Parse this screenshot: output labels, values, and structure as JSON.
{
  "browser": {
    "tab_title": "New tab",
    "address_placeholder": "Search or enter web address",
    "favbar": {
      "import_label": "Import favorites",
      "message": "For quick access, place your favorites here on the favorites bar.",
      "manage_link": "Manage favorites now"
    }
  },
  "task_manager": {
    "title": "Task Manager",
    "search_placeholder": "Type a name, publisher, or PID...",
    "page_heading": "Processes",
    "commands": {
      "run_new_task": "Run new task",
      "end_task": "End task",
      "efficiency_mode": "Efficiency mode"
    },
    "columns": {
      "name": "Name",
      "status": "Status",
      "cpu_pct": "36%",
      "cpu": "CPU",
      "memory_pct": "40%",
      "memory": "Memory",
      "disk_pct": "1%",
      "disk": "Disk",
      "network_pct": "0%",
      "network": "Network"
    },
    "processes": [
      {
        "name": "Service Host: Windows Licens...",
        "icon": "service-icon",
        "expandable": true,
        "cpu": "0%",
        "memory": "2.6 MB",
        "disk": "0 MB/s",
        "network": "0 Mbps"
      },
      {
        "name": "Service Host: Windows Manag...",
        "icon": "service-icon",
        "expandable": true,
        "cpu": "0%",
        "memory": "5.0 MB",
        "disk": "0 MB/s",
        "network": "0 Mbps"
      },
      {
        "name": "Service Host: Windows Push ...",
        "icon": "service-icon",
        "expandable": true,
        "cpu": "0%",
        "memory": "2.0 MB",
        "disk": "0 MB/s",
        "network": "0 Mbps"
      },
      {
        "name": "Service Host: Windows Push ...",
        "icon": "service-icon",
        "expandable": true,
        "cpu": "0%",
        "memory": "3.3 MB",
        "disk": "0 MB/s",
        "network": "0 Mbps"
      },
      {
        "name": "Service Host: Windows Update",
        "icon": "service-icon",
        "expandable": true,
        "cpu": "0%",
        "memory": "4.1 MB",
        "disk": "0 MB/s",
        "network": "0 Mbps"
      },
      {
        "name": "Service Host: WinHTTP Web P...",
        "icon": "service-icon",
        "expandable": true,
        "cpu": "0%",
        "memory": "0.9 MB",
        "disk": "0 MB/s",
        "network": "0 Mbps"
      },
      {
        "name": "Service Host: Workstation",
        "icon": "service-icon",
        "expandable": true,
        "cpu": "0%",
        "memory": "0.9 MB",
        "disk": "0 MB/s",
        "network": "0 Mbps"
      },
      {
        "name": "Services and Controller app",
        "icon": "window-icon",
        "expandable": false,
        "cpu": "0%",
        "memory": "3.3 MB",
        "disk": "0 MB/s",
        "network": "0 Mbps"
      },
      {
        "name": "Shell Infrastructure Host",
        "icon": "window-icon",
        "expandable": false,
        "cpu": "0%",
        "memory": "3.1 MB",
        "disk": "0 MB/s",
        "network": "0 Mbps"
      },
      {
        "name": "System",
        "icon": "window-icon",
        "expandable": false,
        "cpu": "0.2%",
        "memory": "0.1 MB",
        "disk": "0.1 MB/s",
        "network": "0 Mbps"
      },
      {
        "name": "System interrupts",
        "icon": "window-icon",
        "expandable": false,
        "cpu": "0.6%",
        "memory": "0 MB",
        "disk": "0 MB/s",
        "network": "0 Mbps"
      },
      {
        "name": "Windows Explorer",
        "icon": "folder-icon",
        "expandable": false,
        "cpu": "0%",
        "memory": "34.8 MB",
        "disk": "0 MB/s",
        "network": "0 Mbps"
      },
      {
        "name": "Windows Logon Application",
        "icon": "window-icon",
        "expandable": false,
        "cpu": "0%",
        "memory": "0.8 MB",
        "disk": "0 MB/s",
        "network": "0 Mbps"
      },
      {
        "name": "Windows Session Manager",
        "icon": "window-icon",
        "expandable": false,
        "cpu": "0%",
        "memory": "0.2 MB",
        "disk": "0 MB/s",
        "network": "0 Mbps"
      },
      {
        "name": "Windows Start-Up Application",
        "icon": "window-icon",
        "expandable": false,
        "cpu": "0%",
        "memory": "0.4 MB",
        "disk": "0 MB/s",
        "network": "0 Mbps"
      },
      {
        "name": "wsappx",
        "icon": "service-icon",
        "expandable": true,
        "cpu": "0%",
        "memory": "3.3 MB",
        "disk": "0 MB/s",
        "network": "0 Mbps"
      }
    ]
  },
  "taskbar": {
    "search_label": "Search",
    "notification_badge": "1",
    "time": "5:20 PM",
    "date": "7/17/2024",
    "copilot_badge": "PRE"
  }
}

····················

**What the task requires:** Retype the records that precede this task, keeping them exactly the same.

**Written answer:**
Parse this screenshot: output labels, values, and structure as JSON.
{
  "browser": {
    "tab_title": "New tab",
    "address_placeholder": "Search or enter web address",
    "favbar": {
      "import_label": "Import favorites",
      "message": "For quick access, place your favorites here on the favorites bar.",
      "manage_link": "Manage favorites now"
    }
  },
  "task_manager": {
    "title": "Task Manager",
    "search_placeholder": "Type a name, publisher, or PID...",
    "page_heading": "Processes",
    "commands": {
      "run_new_task": "Run new task",
      "end_task": "End task",
      "efficiency_mode": "Efficiency mode"
    },
    "columns": {
      "name": "Name",
      "status": "Status",
      "cpu_pct": "36%",
      "cpu": "CPU",
      "memory_pct": "40%",
      "memory": "Memory",
      "disk_pct": "1%",
      "disk": "Disk",
      "network_pct": "0%",
      "network": "Network"
    },
    "processes": [
      {
        "name": "Service Host: Windows Licens...",
        "icon": "service-icon",
        "expandable": true,
        "cpu": "0%",
        "memory": "2.6 MB",
        "disk": "0 MB/s",
        "network": "0 Mbps"
      },
      {
        "name": "Service Host: Windows Manag...",
        "icon": "service-icon",
        "expandable": true,
        "cpu": "0%",
        "memory": "5.0 MB",
        "disk": "0 MB/s",
        "network": "0 Mbps"
      },
      {
        "name": "Service Host: Windows Push ...",
        "icon": "service-icon",
        "expandable": true,
        "cpu": "0%",
        "memory": "2.0 MB",
        "disk": "0 MB/s",
        "network": "0 Mbps"
      },
      {
        "name": "Service Host: Windows Push ...",
        "icon": "service-icon",
        "expandable": true,
        "cpu": "0%",
        "memory": "3.3 MB",
        "disk": "0 MB/s",
        "network": "0 Mbps"
      },
      {
        "name": "Service Host: Windows Update",
        "icon": "service-icon",
        "expandable": true,
        "cpu": "0%",
        "memory": "4.1 MB",
        "disk": "0 MB/s",
        "network": "0 Mbps"
      },
      {
        "name": "Service Host: WinHTTP Web P...",
        "icon": "service-icon",
        "expandable": true,
        "cpu": "0%",
        "memory": "0.9 MB",
        "disk": "0 MB/s",
        "network": "0 Mbps"
      },
      {
        "name": "Service Host: Workstation",
        "icon": "service-icon",
        "expandable": true,
        "cpu": "0%",
        "memory": "0.9 MB",
        "disk": "0 MB/s",
        "network": "0 Mbps"
      },
      {
        "name": "Services and Controller app",
        "icon": "window-icon",
        "expandable": false,
        "cpu": "0%",
        "memory": "3.3 MB",
        "disk": "0 MB/s",
        "network": "0 Mbps"
      },
      {
        "name": "Shell Infrastructure Host",
        "icon": "window-icon",
        "expandable": false,
        "cpu": "0%",
        "memory": "3.1 MB",
        "disk": "0 MB/s",
        "network": "0 Mbps"
      },
      {
        "name": "System",
        "icon": "window-icon",
        "expandable": false,
        "cpu": "0.2%",
        "memory": "0.1 MB",
        "disk": "0.1 MB/s",
        "network": "0 Mbps"
      },
      {
        "name": "System interrupts",
        "icon": "window-icon",
        "expandable": false,
        "cpu": "0.6%",
        "memory": "0 MB",
        "disk": "0 MB/s",
        "network": "0 Mbps"
      },
      {
        "name": "Windows Explorer",
        "icon": "folder-icon",
        "expandable": false,
        "cpu": "0%",
        "memory": "34.8 MB",
        "disk": "0 MB/s",
        "network": "0 Mbps"
      },
      {
        "name": "Windows Logon Application",
        "icon": "window-icon",
        "expandable": false,
        "cpu": "0%",
        "memory": "0.8 MB",
        "disk": "0 MB/s",
        "network": "0 Mbps"
      },
      {
        "name": "Windows Session Manager",
        "icon": "window-icon",
        "expandable": false,
        "cpu": "0%",
        "memory": "0.2 MB",
        "disk": "0 MB/s",
        "network": "0 Mbps"
      },
      {
        "name": "Windows Start-Up Application",
        "icon": "window-icon",
        "expandable": false,
        "cpu": "0%",
        "memory": "0.4 MB",
        "disk": "0 MB/s",
        "network": "0 Mbps"
      },
      {
        "name": "wsappx",
        "icon": "service-icon",
        "expandable": true,
        "cpu": "0%",
        "memory": "3.3 MB",
        "disk": "0 MB/s",
        "network": "0 Mbps"
      }
    ]
  },
  "taskbar": {
    "search_label": "Search",
    "notification_badge": "1",
    "time": "5:20 PM",
    "date": "7/17/2024",
    "copilot_badge": "PRE"
  }
}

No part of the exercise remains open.